Content starts

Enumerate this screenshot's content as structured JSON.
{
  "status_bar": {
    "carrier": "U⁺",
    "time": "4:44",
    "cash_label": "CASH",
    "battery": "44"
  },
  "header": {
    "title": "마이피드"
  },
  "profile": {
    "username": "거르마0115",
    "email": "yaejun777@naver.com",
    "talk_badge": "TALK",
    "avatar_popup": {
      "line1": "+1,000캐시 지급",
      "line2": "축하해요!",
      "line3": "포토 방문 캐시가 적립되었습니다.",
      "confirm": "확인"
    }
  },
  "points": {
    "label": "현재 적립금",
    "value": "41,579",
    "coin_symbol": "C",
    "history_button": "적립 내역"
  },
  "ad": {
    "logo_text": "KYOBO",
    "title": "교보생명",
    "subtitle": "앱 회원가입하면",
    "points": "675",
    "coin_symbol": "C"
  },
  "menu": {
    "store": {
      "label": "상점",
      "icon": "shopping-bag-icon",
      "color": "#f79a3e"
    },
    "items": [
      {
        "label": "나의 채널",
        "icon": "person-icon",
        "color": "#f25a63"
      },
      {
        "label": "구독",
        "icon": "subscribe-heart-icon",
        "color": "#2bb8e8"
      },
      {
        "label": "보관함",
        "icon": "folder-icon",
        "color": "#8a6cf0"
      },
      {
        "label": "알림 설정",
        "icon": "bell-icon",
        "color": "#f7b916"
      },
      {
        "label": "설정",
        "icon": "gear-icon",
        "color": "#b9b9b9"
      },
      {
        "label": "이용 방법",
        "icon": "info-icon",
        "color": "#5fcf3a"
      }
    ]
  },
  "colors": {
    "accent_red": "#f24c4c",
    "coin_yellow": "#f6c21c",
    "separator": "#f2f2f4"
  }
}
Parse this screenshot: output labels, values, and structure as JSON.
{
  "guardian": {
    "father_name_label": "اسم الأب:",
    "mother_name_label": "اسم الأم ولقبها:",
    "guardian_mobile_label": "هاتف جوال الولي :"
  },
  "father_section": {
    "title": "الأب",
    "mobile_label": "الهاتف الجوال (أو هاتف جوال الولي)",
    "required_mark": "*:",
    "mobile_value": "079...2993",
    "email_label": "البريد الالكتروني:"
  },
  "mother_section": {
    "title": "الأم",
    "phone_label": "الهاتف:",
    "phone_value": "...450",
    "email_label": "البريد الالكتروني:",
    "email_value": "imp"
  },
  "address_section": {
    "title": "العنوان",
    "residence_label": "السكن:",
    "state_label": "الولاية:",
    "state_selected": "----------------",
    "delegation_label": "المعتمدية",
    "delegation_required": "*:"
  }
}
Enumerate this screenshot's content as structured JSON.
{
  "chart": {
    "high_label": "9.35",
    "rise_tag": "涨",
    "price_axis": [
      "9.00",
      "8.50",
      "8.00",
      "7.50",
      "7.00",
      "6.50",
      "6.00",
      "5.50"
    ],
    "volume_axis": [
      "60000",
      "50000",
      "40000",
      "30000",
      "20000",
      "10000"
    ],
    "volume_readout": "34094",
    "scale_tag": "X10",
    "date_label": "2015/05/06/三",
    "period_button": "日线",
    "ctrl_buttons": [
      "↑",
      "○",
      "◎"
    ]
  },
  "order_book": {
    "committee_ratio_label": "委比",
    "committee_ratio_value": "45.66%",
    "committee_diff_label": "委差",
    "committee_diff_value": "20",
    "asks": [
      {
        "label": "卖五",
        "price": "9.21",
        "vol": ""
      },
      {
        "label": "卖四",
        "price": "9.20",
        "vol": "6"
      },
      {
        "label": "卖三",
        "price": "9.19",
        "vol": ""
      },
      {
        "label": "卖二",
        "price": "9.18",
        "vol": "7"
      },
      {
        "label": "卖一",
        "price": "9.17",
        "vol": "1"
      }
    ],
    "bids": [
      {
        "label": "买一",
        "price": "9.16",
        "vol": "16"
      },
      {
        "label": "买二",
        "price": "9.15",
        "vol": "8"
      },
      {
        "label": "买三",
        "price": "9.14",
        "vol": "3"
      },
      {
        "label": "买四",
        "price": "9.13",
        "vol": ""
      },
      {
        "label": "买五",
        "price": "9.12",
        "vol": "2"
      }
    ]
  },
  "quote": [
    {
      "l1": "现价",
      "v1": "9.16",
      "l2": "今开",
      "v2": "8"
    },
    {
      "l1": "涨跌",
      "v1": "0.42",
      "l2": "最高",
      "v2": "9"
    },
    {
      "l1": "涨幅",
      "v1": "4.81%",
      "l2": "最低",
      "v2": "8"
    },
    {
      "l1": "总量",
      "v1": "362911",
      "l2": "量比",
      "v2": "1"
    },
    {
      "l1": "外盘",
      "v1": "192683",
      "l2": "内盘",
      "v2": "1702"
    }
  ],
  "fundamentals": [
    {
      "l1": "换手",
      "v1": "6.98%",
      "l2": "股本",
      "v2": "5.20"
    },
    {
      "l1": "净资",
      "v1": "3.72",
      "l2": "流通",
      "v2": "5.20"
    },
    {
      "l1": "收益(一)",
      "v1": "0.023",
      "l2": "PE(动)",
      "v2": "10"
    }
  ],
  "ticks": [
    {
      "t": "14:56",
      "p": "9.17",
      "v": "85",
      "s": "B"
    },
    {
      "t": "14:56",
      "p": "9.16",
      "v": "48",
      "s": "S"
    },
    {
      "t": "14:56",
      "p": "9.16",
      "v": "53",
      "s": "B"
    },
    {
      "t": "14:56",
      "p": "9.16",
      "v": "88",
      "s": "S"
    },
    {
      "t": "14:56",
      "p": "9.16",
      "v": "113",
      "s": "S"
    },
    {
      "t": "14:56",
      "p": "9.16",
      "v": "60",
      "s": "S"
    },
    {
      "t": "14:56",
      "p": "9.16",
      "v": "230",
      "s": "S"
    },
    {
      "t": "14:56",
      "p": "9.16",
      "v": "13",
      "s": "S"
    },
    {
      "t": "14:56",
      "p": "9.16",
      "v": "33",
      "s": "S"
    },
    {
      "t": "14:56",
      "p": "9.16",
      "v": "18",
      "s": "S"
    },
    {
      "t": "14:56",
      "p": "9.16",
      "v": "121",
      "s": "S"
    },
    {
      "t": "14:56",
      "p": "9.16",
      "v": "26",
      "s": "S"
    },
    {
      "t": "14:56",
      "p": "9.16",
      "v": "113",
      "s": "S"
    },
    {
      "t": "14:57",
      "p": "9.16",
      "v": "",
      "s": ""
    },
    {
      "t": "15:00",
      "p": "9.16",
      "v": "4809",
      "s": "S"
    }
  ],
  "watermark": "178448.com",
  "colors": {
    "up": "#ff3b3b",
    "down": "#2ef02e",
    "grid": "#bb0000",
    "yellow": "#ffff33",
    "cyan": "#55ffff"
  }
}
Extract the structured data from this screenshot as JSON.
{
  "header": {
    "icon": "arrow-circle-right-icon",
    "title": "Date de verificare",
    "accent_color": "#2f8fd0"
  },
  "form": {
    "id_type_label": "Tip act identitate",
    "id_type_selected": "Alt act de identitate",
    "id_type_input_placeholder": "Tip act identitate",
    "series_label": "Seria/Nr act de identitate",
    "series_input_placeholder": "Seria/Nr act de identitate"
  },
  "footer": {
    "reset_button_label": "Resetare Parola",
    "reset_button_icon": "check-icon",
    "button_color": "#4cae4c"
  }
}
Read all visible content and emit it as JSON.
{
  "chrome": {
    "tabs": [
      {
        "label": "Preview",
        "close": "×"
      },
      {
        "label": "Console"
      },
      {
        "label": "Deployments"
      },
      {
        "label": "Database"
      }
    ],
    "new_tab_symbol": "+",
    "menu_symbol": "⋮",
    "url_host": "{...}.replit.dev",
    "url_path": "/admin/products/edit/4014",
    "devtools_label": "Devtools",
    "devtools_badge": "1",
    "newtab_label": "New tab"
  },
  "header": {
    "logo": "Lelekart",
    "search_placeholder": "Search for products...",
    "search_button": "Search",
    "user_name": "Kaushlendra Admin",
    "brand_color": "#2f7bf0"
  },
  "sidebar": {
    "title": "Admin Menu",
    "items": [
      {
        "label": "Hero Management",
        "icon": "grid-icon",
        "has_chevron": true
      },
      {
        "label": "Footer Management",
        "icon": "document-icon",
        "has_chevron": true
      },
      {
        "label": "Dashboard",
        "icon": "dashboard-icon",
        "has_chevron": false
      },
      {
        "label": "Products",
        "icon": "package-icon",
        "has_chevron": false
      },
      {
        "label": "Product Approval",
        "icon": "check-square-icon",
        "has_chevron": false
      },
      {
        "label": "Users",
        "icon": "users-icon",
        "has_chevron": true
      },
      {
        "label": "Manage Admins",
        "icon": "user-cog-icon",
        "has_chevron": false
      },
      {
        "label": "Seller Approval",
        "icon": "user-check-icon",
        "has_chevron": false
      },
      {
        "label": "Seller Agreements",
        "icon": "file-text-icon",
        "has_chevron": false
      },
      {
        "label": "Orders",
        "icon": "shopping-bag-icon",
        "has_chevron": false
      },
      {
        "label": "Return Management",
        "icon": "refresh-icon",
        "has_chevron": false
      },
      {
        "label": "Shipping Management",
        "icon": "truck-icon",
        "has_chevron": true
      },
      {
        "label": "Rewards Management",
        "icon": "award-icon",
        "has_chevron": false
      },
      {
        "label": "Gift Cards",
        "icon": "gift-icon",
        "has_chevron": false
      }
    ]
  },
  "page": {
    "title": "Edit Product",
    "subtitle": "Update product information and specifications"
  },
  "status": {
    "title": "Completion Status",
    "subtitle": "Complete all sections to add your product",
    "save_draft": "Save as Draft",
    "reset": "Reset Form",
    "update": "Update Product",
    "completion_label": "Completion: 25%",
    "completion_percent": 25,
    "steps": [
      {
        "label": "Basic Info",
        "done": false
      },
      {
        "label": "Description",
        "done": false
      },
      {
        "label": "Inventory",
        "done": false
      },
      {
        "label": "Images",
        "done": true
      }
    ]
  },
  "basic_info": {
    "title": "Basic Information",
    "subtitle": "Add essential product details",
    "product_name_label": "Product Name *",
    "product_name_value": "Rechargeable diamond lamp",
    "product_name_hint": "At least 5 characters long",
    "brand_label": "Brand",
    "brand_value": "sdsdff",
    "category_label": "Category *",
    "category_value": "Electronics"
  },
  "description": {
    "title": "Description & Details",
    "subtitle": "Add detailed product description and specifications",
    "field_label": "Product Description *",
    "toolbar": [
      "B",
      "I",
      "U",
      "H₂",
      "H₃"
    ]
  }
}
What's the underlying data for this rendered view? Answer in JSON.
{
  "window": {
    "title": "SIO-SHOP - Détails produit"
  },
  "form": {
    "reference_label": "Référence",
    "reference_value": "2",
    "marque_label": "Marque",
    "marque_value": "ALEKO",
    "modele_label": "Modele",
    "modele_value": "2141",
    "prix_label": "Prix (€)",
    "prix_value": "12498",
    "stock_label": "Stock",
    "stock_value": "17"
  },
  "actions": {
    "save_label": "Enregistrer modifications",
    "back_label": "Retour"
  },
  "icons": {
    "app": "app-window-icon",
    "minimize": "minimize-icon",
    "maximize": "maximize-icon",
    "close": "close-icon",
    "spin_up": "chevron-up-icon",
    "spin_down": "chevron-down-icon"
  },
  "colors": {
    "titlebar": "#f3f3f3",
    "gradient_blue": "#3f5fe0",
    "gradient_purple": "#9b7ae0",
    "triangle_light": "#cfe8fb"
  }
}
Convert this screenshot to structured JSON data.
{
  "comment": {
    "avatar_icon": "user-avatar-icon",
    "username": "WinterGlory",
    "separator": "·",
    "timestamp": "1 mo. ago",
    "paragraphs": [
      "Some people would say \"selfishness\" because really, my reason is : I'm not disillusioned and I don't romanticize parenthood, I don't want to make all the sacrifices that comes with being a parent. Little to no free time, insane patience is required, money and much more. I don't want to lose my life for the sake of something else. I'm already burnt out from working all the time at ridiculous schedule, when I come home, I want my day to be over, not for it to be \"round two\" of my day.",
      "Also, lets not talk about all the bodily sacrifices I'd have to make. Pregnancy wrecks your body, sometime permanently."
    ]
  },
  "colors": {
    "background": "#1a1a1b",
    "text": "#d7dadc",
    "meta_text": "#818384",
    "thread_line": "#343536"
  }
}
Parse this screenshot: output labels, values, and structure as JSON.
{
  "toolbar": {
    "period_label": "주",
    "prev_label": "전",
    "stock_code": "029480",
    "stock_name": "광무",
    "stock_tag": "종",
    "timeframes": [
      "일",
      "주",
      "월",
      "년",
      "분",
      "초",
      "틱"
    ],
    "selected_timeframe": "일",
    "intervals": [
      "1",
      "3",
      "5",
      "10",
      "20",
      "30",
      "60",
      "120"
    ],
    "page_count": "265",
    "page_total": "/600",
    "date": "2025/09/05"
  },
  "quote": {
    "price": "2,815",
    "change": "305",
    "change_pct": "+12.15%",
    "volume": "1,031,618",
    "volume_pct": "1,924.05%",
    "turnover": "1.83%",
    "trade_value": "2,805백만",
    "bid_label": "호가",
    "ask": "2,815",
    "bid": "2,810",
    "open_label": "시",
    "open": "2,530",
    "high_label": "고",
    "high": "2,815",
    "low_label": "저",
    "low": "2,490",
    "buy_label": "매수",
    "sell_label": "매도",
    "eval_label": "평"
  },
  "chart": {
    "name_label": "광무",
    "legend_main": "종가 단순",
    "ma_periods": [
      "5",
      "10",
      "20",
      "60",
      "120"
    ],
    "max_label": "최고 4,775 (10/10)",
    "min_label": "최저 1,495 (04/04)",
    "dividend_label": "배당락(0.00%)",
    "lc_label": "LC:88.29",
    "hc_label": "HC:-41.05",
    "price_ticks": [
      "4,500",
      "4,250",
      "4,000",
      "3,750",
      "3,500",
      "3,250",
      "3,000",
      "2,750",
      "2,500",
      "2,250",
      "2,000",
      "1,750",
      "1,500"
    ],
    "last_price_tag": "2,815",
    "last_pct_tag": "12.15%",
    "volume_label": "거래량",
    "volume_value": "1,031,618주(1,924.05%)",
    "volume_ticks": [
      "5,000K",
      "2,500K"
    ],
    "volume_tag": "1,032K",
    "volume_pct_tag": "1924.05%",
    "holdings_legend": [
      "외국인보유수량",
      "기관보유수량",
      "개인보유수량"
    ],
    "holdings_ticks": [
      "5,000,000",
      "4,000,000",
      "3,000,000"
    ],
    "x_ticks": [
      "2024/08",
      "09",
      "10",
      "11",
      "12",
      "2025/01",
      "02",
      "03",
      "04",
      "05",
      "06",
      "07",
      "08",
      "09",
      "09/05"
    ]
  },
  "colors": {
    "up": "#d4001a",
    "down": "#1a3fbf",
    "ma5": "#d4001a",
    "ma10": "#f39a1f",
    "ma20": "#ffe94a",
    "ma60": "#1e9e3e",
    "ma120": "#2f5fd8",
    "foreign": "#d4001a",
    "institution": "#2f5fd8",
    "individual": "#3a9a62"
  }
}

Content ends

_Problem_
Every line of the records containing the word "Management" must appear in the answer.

_Output below_
        "label": "Hero Management",
        "label": "Footer Management",
        "label": "Return Management",
        "label": "Shipping Management",
        "label": "Rewards Management",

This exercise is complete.